═══ The data ═══

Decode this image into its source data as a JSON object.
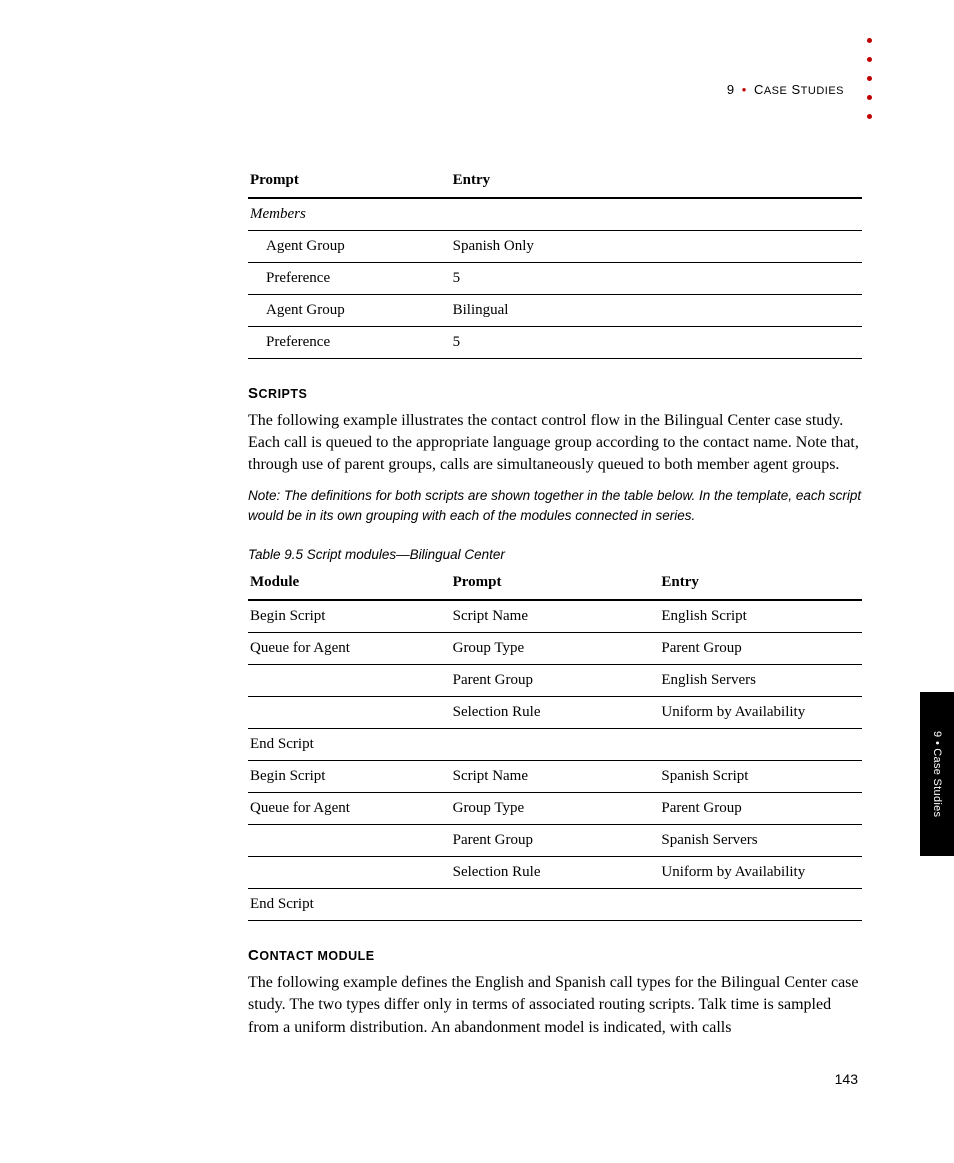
{
  "header": {
    "chapter_num": "9",
    "chapter_title": "CASE STUDIES"
  },
  "side_tab": {
    "chapter_num": "9",
    "chapter_title": "Case Studies"
  },
  "page_number": "143",
  "table1": {
    "headers": {
      "col1": "Prompt",
      "col2": "Entry"
    },
    "section_label": "Members",
    "rows": [
      {
        "prompt": "Agent Group",
        "entry": "Spanish Only"
      },
      {
        "prompt": "Preference",
        "entry": "5"
      },
      {
        "prompt": "Agent Group",
        "entry": "Bilingual"
      },
      {
        "prompt": "Preference",
        "entry": "5"
      }
    ]
  },
  "scripts_section": {
    "heading_first": "S",
    "heading_rest": "CRIPTS",
    "body": "The following example illustrates the contact control flow in the Bilingual Center case study. Each call is queued to the appropriate language group according to the contact name. Note that, through use of parent groups, calls are simultaneously queued to both member agent groups.",
    "note": "Note: The definitions for both scripts are shown together in the table below. In the template, each script would be in its own grouping with each of the modules connected in series."
  },
  "table2": {
    "caption": "Table 9.5 Script modules—Bilingual Center",
    "headers": {
      "col1": "Module",
      "col2": "Prompt",
      "col3": "Entry"
    },
    "rows": [
      {
        "module": "Begin Script",
        "prompt": "Script Name",
        "entry": "English Script"
      },
      {
        "module": "Queue for Agent",
        "prompt": "Group Type",
        "entry": "Parent Group"
      },
      {
        "module": "",
        "prompt": "Parent Group",
        "entry": "English Servers"
      },
      {
        "module": "",
        "prompt": "Selection Rule",
        "entry": "Uniform by Availability"
      },
      {
        "module": "End Script",
        "prompt": "",
        "entry": ""
      },
      {
        "module": "Begin Script",
        "prompt": "Script Name",
        "entry": "Spanish Script"
      },
      {
        "module": "Queue for Agent",
        "prompt": "Group Type",
        "entry": "Parent Group"
      },
      {
        "module": "",
        "prompt": "Parent Group",
        "entry": "Spanish Servers"
      },
      {
        "module": "",
        "prompt": "Selection Rule",
        "entry": "Uniform by Availability"
      },
      {
        "module": "End Script",
        "prompt": "",
        "entry": ""
      }
    ]
  },
  "contact_section": {
    "heading_first": "C",
    "heading_rest": "ONTACT MODULE",
    "body": "The following example defines the English and Spanish call types for the Bilingual Center case study. The two types differ only in terms of associated routing scripts. Talk time is sampled from a uniform distribution. An abandonment model is indicated, with calls"
  }
}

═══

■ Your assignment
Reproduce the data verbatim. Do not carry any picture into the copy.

■ Answer to this exercise
Decode this image into its source data as a JSON object.
{
  "header": {
    "chapter_num": "9",
    "chapter_title": "CASE STUDIES"
  },
  "side_tab": {
    "chapter_num": "9",
    "chapter_title": "Case Studies"
  },
  "page_number": "143",
  "table1": {
    "headers": {
      "col1": "Prompt",
      "col2": "Entry"
    },
    "section_label": "Members",
    "rows": [
      {
        "prompt": "Agent Group",
        "entry": "Spanish Only"
      },
      {
        "prompt": "Preference",
        "entry": "5"
      },
      {
        "prompt": "Agent Group",
        "entry": "Bilingual"
      },
      {
        "prompt": "Preference",
        "entry": "5"
      }
    ]
  },
  "scripts_section": {
    "heading_first": "S",
    "heading_rest": "CRIPTS",
    "body": "The following example illustrates the contact control flow in the Bilingual Center case study. Each call is queued to the appropriate language group according to the contact name. Note that, through use of parent groups, calls are simultaneously queued to both member agent groups.",
    "note": "Note: The definitions for both scripts are shown together in the table below. In the template, each script would be in its own grouping with each of the modules connected in series."
  },
  "table2": {
    "caption": "Table 9.5 Script modules—Bilingual Center",
    "headers": {
      "col1": "Module",
      "col2": "Prompt",
      "col3": "Entry"
    },
    "rows": [
      {
        "module": "Begin Script",
        "prompt": "Script Name",
        "entry": "English Script"
      },
      {
        "module": "Queue for Agent",
        "prompt": "Group Type",
        "entry": "Parent Group"
      },
      {
        "module": "",
        "prompt": "Parent Group",
        "entry": "English Servers"
      },
      {
        "module": "",
        "prompt": "Selection Rule",
        "entry": "Uniform by Availability"
      },
      {
        "module": "End Script",
        "prompt": "",
        "entry": ""
      },
      {
        "module": "Begin Script",
        "prompt": "Script Name",
        "entry": "Spanish Script"
      },
      {
        "module": "Queue for Agent",
        "prompt": "Group Type",
        "entry": "Parent Group"
      },
      {
        "module": "",
        "prompt": "Parent Group",
        "entry": "Spanish Servers"
      },
      {
        "module": "",
        "prompt": "Selection Rule",
        "entry": "Uniform by Availability"
      },
      {
        "module": "End Script",
        "prompt": "",
        "entry": ""
      }
    ]
  },
  "contact_section": {
    "heading_first": "C",
    "heading_rest": "ONTACT MODULE",
    "body": "The following example defines the English and Spanish call types for the Bilingual Center case study. The two types differ only in terms of associated routing scripts. Talk time is sampled from a uniform distribution. An abandonment model is indicated, with calls"
  }
}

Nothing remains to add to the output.